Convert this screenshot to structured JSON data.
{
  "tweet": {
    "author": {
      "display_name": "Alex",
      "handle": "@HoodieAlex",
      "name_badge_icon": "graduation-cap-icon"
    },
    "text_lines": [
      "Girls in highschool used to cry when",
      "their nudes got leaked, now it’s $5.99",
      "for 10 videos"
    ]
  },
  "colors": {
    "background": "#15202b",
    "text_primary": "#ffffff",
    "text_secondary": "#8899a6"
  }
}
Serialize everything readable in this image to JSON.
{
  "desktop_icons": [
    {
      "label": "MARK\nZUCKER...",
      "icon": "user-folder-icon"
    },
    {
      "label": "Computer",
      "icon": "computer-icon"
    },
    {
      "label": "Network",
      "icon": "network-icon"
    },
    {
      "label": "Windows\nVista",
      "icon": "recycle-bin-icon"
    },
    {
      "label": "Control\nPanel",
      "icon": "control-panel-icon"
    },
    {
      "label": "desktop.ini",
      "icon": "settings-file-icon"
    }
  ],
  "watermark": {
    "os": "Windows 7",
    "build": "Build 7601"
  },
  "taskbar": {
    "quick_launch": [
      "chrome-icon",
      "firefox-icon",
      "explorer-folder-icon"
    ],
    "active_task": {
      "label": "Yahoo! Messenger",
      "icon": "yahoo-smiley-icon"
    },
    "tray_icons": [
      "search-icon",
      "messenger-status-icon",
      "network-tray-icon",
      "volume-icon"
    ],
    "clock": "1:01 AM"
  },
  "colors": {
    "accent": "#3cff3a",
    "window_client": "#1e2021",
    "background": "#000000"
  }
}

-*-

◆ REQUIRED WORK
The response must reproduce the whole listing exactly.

◆ RESPONSE AREA
Convert this screenshot to structured JSON data.
{
  "tweet": {
    "author": {
      "display_name": "Alex",
      "handle": "@HoodieAlex",
      "name_badge_icon": "graduation-cap-icon"
    },
    "text_lines": [
      "Girls in highschool used to cry when",
      "their nudes got leaked, now it’s $5.99",
      "for 10 videos"
    ]
  },
  "colors": {
    "background": "#15202b",
    "text_primary": "#ffffff",
    "text_secondary": "#8899a6"
  }
}
Serialize everything readable in this image to JSON.
{
  "desktop_icons": [
    {
      "label": "MARK\nZUCKER...",
      "icon": "user-folder-icon"
    },
    {
      "label": "Computer",
      "icon": "computer-icon"
    },
    {
      "label": "Network",
      "icon": "network-icon"
    },
    {
      "label": "Windows\nVista",
      "icon": "recycle-bin-icon"
    },
    {
      "label": "Control\nPanel",
      "icon": "control-panel-icon"
    },
    {
      "label": "desktop.ini",
      "icon": "settings-file-icon"
    }
  ],
  "watermark": {
    "os": "Windows 7",
    "build": "Build 7601"
  },
  "taskbar": {
    "quick_launch": [
      "chrome-icon",
      "firefox-icon",
      "explorer-folder-icon"
    ],
    "active_task": {
      "label": "Yahoo! Messenger",
      "icon": "yahoo-smiley-icon"
    },
    "tray_icons": [
      "search-icon",
      "messenger-status-icon",
      "network-tray-icon",
      "volume-icon"
    ],
    "clock": "1:01 AM"
  },
  "colors": {
    "accent": "#3cff3a",
    "window_client": "#1e2021",
    "background": "#000000"
  }
}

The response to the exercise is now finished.